Fundamentals of EMI Pre-Compliance Testing to ensure Compliance Success
Download slide presentation here.
The ability to determine likely success or failure prior to expensive compliance testing can significantly reduce product development cycle times and reduce rework costs associated with compliance failures. Access to an affordable pre-compliance test package allows the development team to complete radiated emissions, conducted emissions and Immunity testing during sub-assembly development and prior to full compliance verification. Cost effective Spectrum Analyzers, RF Signal Generators and compliance software enable design teams to find EMC problems sooner and ensure compliance test success.
Who Should Attend?
Hardware Product Designers and Pre-compliance testing technicians
Speaker: Jason Chonko
Jason Chonko is an Applications Engineer at Rigol Technologies with a focus on EMC and EMI applications. For over twelve years, he has been helping engineers get the most out of their gear. Jason has a B.S. in Physics from Kent State University in Kent, OH.
The following are questions presented to the speaker by the attendees during the webinar, along with answers to each.
Mardiguian’s EMI Troubleshooting Techniques 3.2.3 advises that test equipment be bonded to GRP
Answer: That was an error in my slides. I need to add that to the slides next time. Thank you for the information.
What cheap antennas can one use for such a scan?
Answer: You can use rabbit ears, a bowtie antenna, or a log-periodic PCB antenna for many scans. They each have advantages and disadvantages, but are low-cost. An internet search should yield a number of suitable antenna manufacturers.

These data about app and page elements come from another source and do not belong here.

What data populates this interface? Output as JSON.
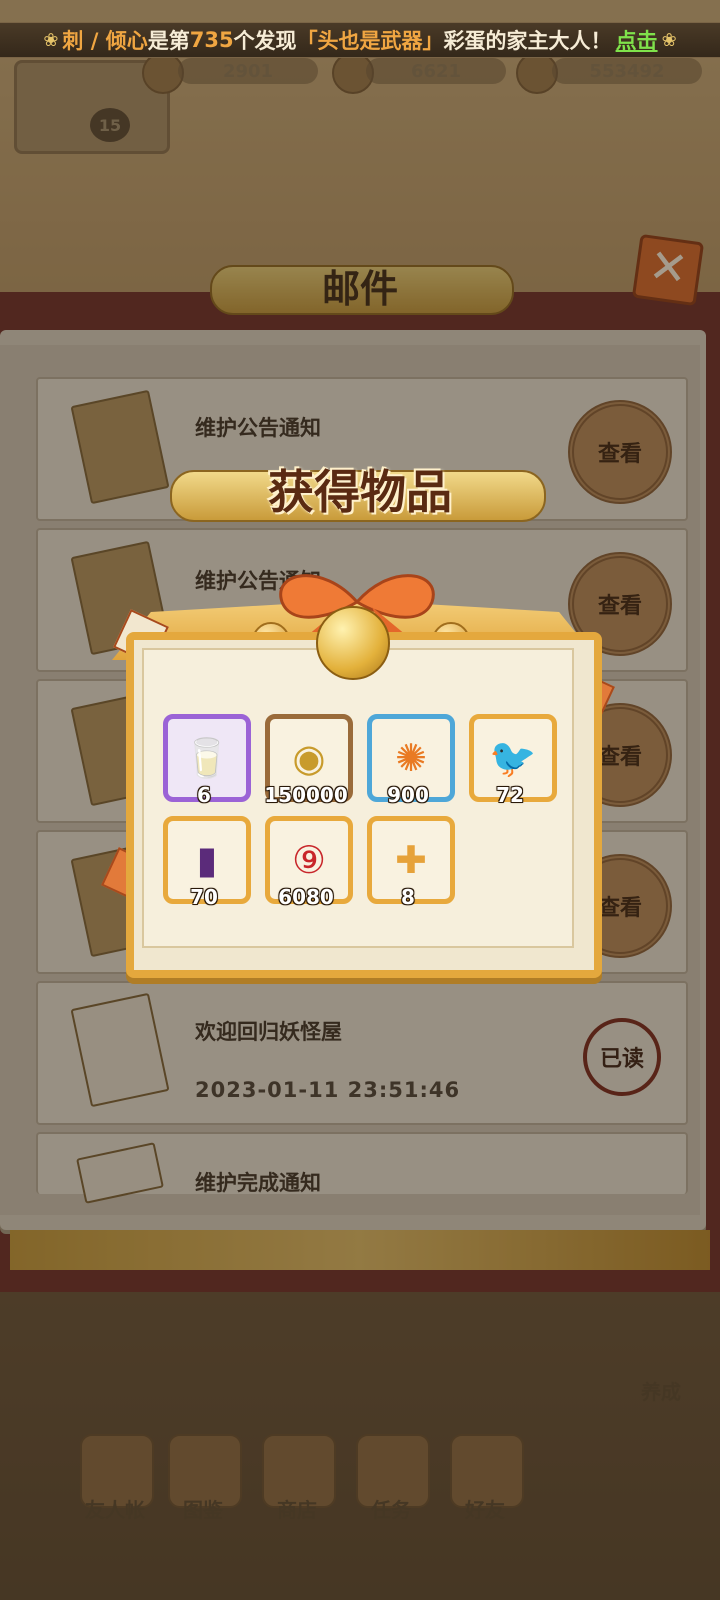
{
  "marquee": {
    "prefix": "刺 / 倾心",
    "text1": "是第",
    "number": "735",
    "text2": "个发现",
    "egg_name": "「头也是武器」",
    "text3": "彩蛋的家主大人！",
    "link": "点击"
  },
  "resources": {
    "res1": "2901",
    "res2": "6621",
    "res3": "553492"
  },
  "player": {
    "level": "15"
  },
  "mail": {
    "title": "邮件",
    "items": [
      {
        "subject": "维护公告通知",
        "action": "查看"
      },
      {
        "subject": "维护公告通知",
        "action": "查看"
      },
      {
        "subject": "",
        "action": "查看"
      },
      {
        "subject": "",
        "action": "查看"
      },
      {
        "subject": "欢迎回归妖怪屋",
        "date": "2023-01-11 23:51:46",
        "status": "已读"
      },
      {
        "subject": "维护完成通知"
      }
    ]
  },
  "reward": {
    "title": "获得物品",
    "items": [
      {
        "icon": "milk-carton-icon",
        "qty": "6",
        "frame": "purple"
      },
      {
        "icon": "coin-icon",
        "qty": "150000",
        "frame": "bronze"
      },
      {
        "icon": "flame-orb-icon",
        "qty": "900",
        "frame": "blue"
      },
      {
        "icon": "bird-icon",
        "qty": "72",
        "frame": "gold"
      },
      {
        "icon": "card-icon",
        "qty": "70",
        "frame": "gold"
      },
      {
        "icon": "magatama-icon",
        "qty": "6080",
        "frame": "gold"
      },
      {
        "icon": "food-plus-icon",
        "qty": "8",
        "frame": "gold"
      }
    ]
  },
  "nav": {
    "items": [
      "友人帐",
      "图鉴",
      "商店",
      "任务",
      "好友"
    ],
    "side": "养成"
  }
}
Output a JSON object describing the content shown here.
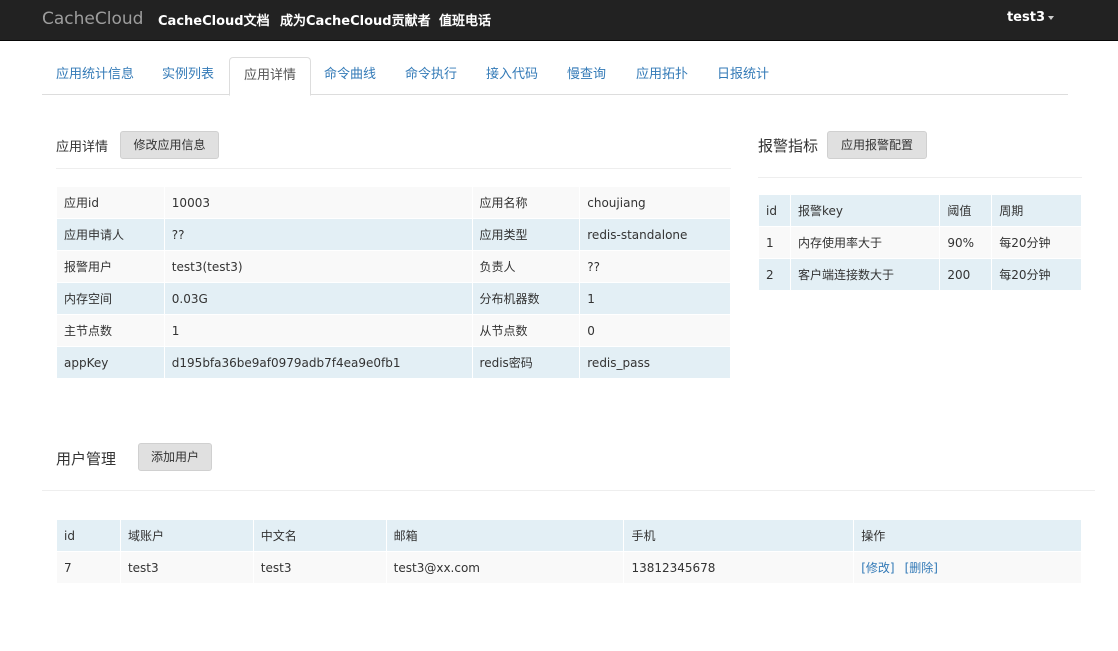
{
  "navbar": {
    "brand": "CacheCloud",
    "links": [
      "CacheCloud文档",
      "成为CacheCloud贡献者",
      "值班电话"
    ],
    "user": "test3"
  },
  "tabs": [
    "应用统计信息",
    "实例列表",
    "应用详情",
    "命令曲线",
    "命令执行",
    "接入代码",
    "慢查询",
    "应用拓扑",
    "日报统计"
  ],
  "active_tab": "应用详情",
  "app_detail": {
    "title": "应用详情",
    "edit_button": "修改应用信息",
    "rows": [
      [
        "应用id",
        "10003",
        "应用名称",
        "choujiang"
      ],
      [
        "应用申请人",
        "??",
        "应用类型",
        "redis-standalone"
      ],
      [
        "报警用户",
        "test3(test3)",
        "负责人",
        "??"
      ],
      [
        "内存空间",
        "0.03G",
        "分布机器数",
        "1"
      ],
      [
        "主节点数",
        "1",
        "从节点数",
        "0"
      ],
      [
        "appKey",
        "d195bfa36be9af0979adb7f4ea9e0fb1",
        "redis密码",
        "redis_pass"
      ]
    ]
  },
  "alarm": {
    "title": "报警指标",
    "config_button": "应用报警配置",
    "headers": [
      "id",
      "报警key",
      "阈值",
      "周期"
    ],
    "rows": [
      [
        "1",
        "内存使用率大于",
        "90%",
        "每20分钟"
      ],
      [
        "2",
        "客户端连接数大于",
        "200",
        "每20分钟"
      ]
    ]
  },
  "users": {
    "title": "用户管理",
    "add_button": "添加用户",
    "headers": [
      "id",
      "域账户",
      "中文名",
      "邮箱",
      "手机",
      "操作"
    ],
    "rows": [
      {
        "id": "7",
        "account": "test3",
        "name": "test3",
        "email": "test3@xx.com",
        "phone": "13812345678",
        "edit": "[修改]",
        "delete": "[删除]"
      }
    ]
  }
}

You can also find reasonably priced antennas from commercial outlets like Com-Power or Aaronia.
Is the field probe close loop size relevant?
Answer: The diameter of the loop determines the spatial resolution and flux capturing capabilities of the near field probe. A larger loop will capture more magnetic flux (more sensitive to small fields) with a given magnetic field density but won’t be as good at determining the exact position of the source of the EMI. A smaller loop will give you a higher degree of spatial resolution, but won’t be as sensitive to the same magnetic flux.
You can start your scan with a large loop (3-5cm diameter) to find the rough area of the EMI and then use a smaller loop (1cm) to gain more spatial precision.
For conducted emission, are both Qausi peak detector and average detector necessary?
Answer: Full compliance testing requires special detectors such as Quasi-Peak or averaging detectors, like EMI Average or CISPR Average.
Pre-compliance tests, like those described during our presentation, can provide useful information that can help you solve EMI issues without using any special detectors.
Quasi-peak and averaging detectors will never exceed data collected using the positive peak detector. For pre-compliance testing, we are usually looking for “worst case”. Therefore, positive peak is acceptable.
But, if your DUT design has intermittent RF (bursts of communications/digital/square wave/pulses), then the Quasi-Peak or Averaging detector information can prevent you from over-engineering a solution.
For radiated emission test, the frequency range should be from 30/80 MHz to about 1 GHz? not from 150 KHz
Answer: An error on my slides. Yes. FCC subpart 15 for unintentional radiators does start at 30MHz. Thank you.
When you add the attenuator to see if the scan peaks are real, shouldn’t the peaks be less than before?
Answer: If it is an external attenuator, you are correct. Adding external attenuation should lower the peaks and the noise floor by the amount listed on the attenuator. Peaks that drop by values greater than the attenuator are likely to be mixing products, not real peaks.
If it is an internal attenuator (part of some spectrum analyzer designs), then the noise floor will decrease.. but the peak amplitudes will remain at the same amplitude level as the spectrum analyzer will adjust for the setting of the internal attenuator.
Do you have information available about susceptibility testing? Can you maybe give a quick summary?
Answer: Susceptibility testing involves delivering RF power to a design and observing the DUT performance. Typical susceptibility tests are conducted (inject RF power on cables, connectors, and wires going into a product) and radiated. Susceptibility testing uses RF sources, antennas, and current clamps. We have some useful notes on susceptibility testing here.
Where do you put the antenna in an EMI tent?
Answer: Ideally, you want the DUT and Antenna to be separated by the distance matching the guidelines for the compliance test that you are emulating. In most cases, this would lead to a large tent and is probably not practical.
If the testing is not in a semi- or full anechoic chamber, there will be reflections and errors in the measurement due to environment. The important part for useful pre-compliance measurements is to have an environment (including the tent, positioning of the DUT, antenna, etc..) that is consistent. Experimentation with your pre-compliance measurement system should be the start of your testing. You could move the antenna around the tent to at different heights, positions, angles.. possibly over successive times of day. You can then have more confidence in the repeatability of your measurements.